What's a bit different here is that Proofpoint is using these domains as sender domains or destination domains (think "click domains") for fake phishing emails, testing users to help with phishing awareness. That muddies the water a bit as they're originating traffic with those domain names, as opposed to just passively accepting traffic to those domains.

Should this even be in court? If Proofpoint wins, it perhaps undermines a company's ability to go after bad guys registering lookalike domains trying to rip off a brand. If Facebook wins, it perhaps undermines security researchers' ability to (safely and harmlessly) emulate what criminal gangs are already doing, except instead of harm they're using it for desirable end user education. Neither possibility seems like a desirable outcome.

(H/T: Slashdot)

SMTP Field Manual: Updated!

I am reliably informed that the SMTP Field Manual published by Postmark (first mentioned here) has been comprehensively updated, with lots of new information, including provider/receiver descriptions, postmaster links and resources, troubleshooting steps, insight for individual SMTP response codes, and more. Great job, Postmark team! Check it out here.

Why some people get more phishing emails and malware spam

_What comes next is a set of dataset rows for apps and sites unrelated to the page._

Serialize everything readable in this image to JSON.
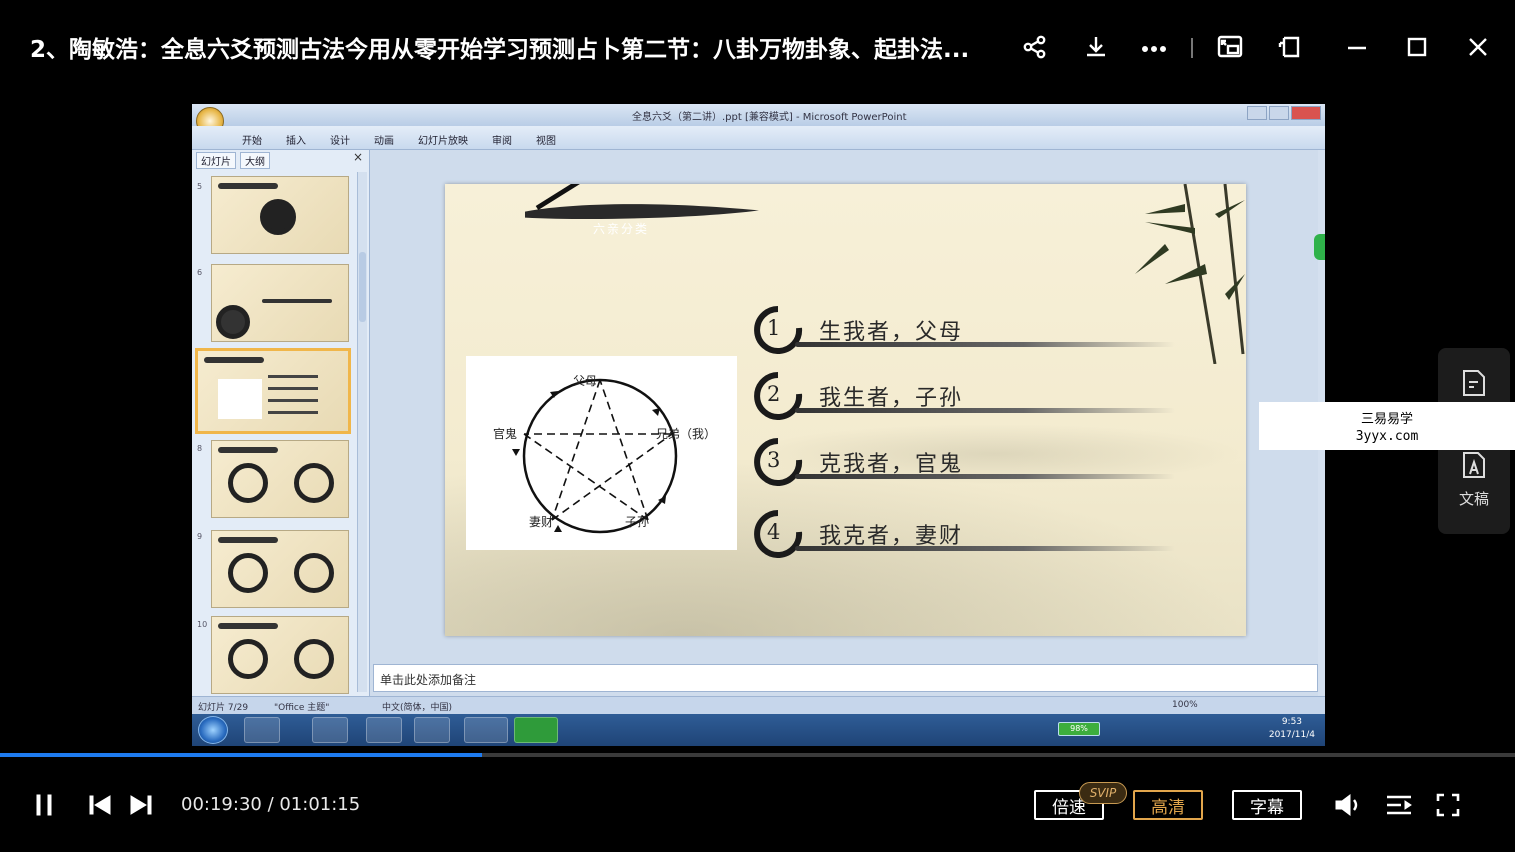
{
  "window": {
    "title": "2、陶敏浩：全息六爻预测古法今用从零开始学习预测占卜第二节：八卦万物卦象、起卦法...",
    "buttons": [
      "share-icon",
      "download-icon",
      "more-icon",
      "pip-icon",
      "mini-icon",
      "minimize-icon",
      "maximize-icon",
      "close-icon"
    ]
  },
  "ppt": {
    "window_title": "全息六爻（第二讲）.ppt [兼容模式] - Microsoft PowerPoint",
    "ribbon_tabs": [
      "开始",
      "插入",
      "设计",
      "动画",
      "幻灯片放映",
      "审阅",
      "视图"
    ],
    "panel_tabs": [
      "幻灯片",
      "大纲"
    ],
    "panel_close": "×",
    "thumbnails": [
      {
        "num": "5"
      },
      {
        "num": "6"
      },
      {
        "num": "7"
      },
      {
        "num": "8"
      },
      {
        "num": "9"
      },
      {
        "num": "10"
      }
    ],
    "notes_placeholder": "单击此处添加备注",
    "status": {
      "slide_count": "幻灯片 7/29",
      "theme": "\"Office 主题\"",
      "language": "中文(简体，中国)",
      "zoom": "100%"
    },
    "taskbar": {
      "battery": "98%",
      "time": "9:53",
      "date": "2017/11/4"
    }
  },
  "slide": {
    "banner": "六亲分类",
    "diagram": {
      "nodes": [
        "父母",
        "兄弟（我）",
        "子孙",
        "妻财",
        "官鬼"
      ]
    },
    "items": [
      {
        "num": "1",
        "text": "生我者，父母"
      },
      {
        "num": "2",
        "text": "我生者，子孙"
      },
      {
        "num": "3",
        "text": "克我者，官鬼"
      },
      {
        "num": "4",
        "text": "我克者，妻财"
      }
    ]
  },
  "side_panel": {
    "label": "文稿"
  },
  "watermark": {
    "line1": "三易易学",
    "line2": "3yyx.com"
  },
  "player": {
    "time": "00:19:30 / 01:01:15",
    "progress_fraction": 0.3184,
    "speed_label": "倍速",
    "svip_badge": "SVIP",
    "quality_label": "高清",
    "subtitle_label": "字幕"
  }
}
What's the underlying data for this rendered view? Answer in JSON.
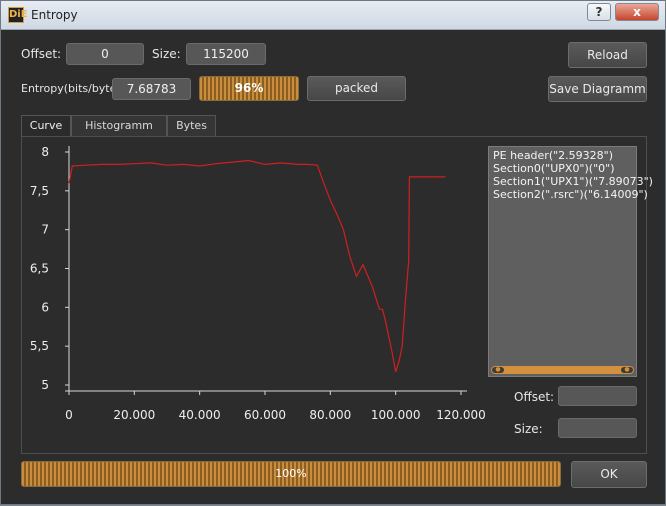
{
  "window": {
    "title": "Entropy",
    "app_icon": "DiE",
    "help_label": "?",
    "close_label": "x"
  },
  "controls": {
    "offset_label": "Offset:",
    "offset_value": "0",
    "size_label": "Size:",
    "size_value": "115200",
    "reload_label": "Reload",
    "entropy_label": "Entropy(bits/byte):",
    "entropy_value": "7.68783",
    "entropy_percent_text": "96%",
    "entropy_percent": 96,
    "status_label": "packed",
    "save_label": "Save Diagramm"
  },
  "tabs": [
    {
      "label": "Curve",
      "active": true
    },
    {
      "label": "Histogramm",
      "active": false
    },
    {
      "label": "Bytes",
      "active": false
    }
  ],
  "legend": {
    "items": [
      "PE header(\"2.59328\")",
      "Section0(\"UPX0\")(\"0\")",
      "Section1(\"UPX1\")(\"7.89073\")",
      "Section2(\".rsrc\")(\"6.14009\")"
    ]
  },
  "region": {
    "offset_label": "Offset:",
    "offset_value": "",
    "size_label": "Size:",
    "size_value": ""
  },
  "footer": {
    "progress_text": "100%",
    "progress": 100,
    "ok_label": "OK"
  },
  "colors": {
    "accent": "#d3913e",
    "curve": "#d11f1f"
  },
  "chart_data": {
    "type": "line",
    "xlim": [
      0,
      120000
    ],
    "ylim": [
      5,
      8
    ],
    "x_ticks": [
      0,
      20000,
      40000,
      60000,
      80000,
      100000,
      120000
    ],
    "x_tick_labels": [
      "0",
      "20.000",
      "40.000",
      "60.000",
      "80.000",
      "100.000",
      "120.000"
    ],
    "y_ticks": [
      5,
      5.5,
      6,
      6.5,
      7,
      7.5,
      8
    ],
    "y_tick_labels": [
      "5",
      "5,5",
      "6",
      "6,5",
      "7",
      "7,5",
      "8"
    ],
    "grid": false,
    "series": [
      {
        "x": [
          0,
          1000,
          5000,
          10000,
          15000,
          20000,
          25000,
          30000,
          35000,
          40000,
          45000,
          50000,
          55000,
          60000,
          65000,
          70000,
          73000,
          76000,
          78000,
          80000,
          82000,
          84000,
          86000,
          88000,
          90000,
          91000,
          93000,
          95000,
          96000,
          97000,
          99000,
          100000,
          101000,
          102000,
          103000,
          104000,
          104200,
          110000,
          115200
        ],
        "y": [
          7.6,
          7.82,
          7.83,
          7.84,
          7.84,
          7.85,
          7.86,
          7.83,
          7.84,
          7.82,
          7.85,
          7.87,
          7.89,
          7.84,
          7.86,
          7.84,
          7.84,
          7.83,
          7.6,
          7.38,
          7.2,
          7.0,
          6.65,
          6.4,
          6.55,
          6.45,
          6.25,
          5.98,
          5.97,
          5.8,
          5.4,
          5.17,
          5.3,
          5.5,
          6.1,
          6.6,
          7.68,
          7.68,
          7.68
        ]
      }
    ]
  }
}
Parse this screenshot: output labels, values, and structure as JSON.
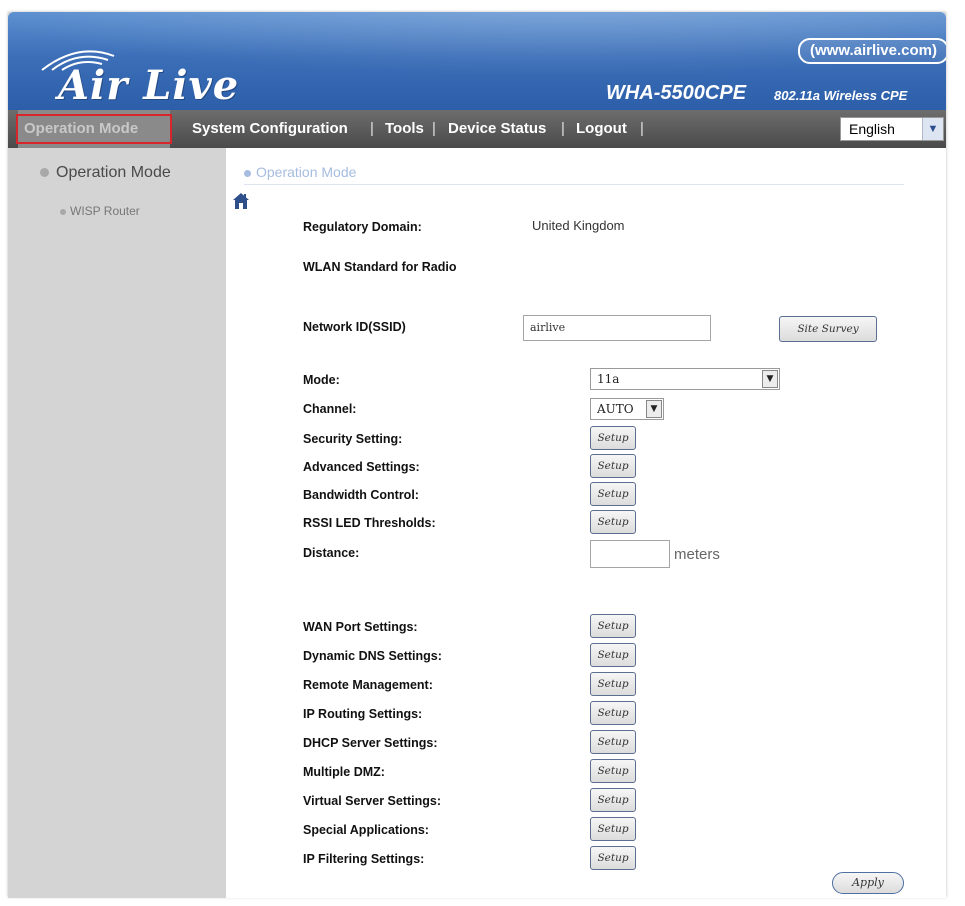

ZDNet's Danny Palmer breaks down the data compiled and analyzed by Google and Stanford University in a new research paper. It turns out, if your data was exposed in a breach, you're more likely to be targeted with phish or malware. Perhaps a bit obvious, but there's also other interesting stuff to glean from "Who is targeted by email-based phishing and malware? Measuring factors that differentiate risk," authored by Camelia Simoiu (Stanford University) along with Googlers Ali Zand, Kurt Thomas and Elie Bursztein. Click here to read the ZDNet article and click here to access the research paper.